**THE TASK:** Across the records that follow, give the number of lines containing the word "appliedjob" and nothing else.

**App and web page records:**
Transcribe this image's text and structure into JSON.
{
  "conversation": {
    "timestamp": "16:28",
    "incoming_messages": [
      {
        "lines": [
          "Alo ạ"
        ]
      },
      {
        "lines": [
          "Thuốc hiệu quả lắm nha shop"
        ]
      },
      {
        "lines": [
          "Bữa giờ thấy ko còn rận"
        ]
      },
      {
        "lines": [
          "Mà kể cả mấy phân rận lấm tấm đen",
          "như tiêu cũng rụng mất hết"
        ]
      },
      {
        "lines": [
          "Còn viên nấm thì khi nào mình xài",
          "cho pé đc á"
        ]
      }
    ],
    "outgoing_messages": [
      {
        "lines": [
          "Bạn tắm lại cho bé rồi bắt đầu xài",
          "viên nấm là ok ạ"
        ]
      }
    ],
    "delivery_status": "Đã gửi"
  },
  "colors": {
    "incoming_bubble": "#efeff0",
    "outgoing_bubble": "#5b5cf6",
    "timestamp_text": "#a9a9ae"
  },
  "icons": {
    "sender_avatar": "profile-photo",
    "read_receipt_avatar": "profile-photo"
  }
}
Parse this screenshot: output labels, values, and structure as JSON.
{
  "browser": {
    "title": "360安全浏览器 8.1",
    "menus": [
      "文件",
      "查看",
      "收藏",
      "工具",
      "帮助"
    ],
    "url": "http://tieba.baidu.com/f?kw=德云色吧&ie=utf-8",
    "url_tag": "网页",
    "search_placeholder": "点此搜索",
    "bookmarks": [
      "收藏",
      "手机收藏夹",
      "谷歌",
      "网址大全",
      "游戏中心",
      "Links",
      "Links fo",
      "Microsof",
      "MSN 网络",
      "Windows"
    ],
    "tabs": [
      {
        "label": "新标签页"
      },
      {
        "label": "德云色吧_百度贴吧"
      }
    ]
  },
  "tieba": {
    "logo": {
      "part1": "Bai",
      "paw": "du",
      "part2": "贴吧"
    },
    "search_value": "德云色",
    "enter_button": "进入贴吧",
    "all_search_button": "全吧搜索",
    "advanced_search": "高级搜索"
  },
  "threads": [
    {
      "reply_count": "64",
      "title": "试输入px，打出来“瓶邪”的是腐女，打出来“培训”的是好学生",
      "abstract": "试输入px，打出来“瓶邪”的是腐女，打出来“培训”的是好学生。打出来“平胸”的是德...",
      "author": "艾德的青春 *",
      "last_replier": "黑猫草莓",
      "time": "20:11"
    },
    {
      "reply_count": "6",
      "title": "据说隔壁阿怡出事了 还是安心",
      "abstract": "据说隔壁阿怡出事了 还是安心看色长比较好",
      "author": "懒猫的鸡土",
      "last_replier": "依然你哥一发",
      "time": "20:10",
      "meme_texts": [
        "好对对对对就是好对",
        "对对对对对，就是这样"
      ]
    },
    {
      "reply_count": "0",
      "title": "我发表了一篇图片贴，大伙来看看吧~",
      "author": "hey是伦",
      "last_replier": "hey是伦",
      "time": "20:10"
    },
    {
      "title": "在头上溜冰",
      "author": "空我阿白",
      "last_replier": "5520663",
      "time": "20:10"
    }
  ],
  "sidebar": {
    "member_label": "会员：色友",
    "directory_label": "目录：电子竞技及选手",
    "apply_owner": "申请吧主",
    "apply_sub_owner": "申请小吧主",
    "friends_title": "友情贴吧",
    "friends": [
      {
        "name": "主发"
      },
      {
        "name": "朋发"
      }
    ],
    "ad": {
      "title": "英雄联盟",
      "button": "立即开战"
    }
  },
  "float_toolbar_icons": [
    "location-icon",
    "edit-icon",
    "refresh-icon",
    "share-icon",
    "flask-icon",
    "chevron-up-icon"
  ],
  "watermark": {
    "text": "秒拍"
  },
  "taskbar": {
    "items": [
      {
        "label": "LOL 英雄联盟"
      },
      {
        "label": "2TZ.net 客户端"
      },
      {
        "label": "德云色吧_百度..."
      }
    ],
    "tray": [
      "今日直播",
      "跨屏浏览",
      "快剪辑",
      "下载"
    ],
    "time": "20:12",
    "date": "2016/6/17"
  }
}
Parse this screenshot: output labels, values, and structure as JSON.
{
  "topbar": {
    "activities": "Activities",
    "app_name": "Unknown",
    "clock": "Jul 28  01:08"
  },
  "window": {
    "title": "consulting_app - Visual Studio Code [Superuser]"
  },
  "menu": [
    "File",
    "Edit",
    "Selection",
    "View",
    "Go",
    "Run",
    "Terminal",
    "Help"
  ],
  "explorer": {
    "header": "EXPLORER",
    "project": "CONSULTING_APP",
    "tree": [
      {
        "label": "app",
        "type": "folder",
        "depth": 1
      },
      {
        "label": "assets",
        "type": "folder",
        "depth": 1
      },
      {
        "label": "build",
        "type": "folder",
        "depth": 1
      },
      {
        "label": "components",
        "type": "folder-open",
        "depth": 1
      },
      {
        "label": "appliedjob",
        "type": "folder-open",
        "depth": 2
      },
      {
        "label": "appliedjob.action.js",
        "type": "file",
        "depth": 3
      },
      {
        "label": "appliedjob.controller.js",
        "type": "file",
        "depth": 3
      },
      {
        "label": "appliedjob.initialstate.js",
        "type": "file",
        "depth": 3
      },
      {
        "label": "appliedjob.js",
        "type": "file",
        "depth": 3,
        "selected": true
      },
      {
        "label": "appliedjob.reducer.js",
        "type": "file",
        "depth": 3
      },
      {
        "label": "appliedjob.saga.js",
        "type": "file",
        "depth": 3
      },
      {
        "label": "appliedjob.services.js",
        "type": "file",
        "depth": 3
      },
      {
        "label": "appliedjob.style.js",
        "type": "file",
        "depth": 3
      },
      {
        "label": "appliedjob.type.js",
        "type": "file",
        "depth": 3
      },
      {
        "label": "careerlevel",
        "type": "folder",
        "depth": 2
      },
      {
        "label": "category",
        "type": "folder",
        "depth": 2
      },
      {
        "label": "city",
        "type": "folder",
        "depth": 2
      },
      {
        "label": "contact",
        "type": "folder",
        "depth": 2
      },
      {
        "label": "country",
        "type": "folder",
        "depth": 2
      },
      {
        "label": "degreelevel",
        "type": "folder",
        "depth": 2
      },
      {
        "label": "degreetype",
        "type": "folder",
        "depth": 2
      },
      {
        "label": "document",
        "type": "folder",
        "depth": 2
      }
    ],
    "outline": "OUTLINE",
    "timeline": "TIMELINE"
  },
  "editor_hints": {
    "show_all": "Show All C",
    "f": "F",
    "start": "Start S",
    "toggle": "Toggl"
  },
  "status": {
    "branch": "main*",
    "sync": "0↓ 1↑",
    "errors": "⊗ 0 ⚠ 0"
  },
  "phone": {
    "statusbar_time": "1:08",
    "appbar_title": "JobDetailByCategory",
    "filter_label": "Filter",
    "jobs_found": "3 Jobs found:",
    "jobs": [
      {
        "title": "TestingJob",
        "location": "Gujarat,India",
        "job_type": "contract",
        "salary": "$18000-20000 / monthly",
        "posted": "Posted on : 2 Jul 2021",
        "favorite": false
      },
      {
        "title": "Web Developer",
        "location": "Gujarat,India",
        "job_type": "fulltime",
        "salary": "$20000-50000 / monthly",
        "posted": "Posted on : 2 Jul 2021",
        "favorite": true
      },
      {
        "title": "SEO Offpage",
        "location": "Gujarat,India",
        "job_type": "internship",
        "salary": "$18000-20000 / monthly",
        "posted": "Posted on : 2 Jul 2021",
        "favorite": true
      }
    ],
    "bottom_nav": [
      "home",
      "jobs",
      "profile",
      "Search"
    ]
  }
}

**EXPECTED OUTPUT:** 10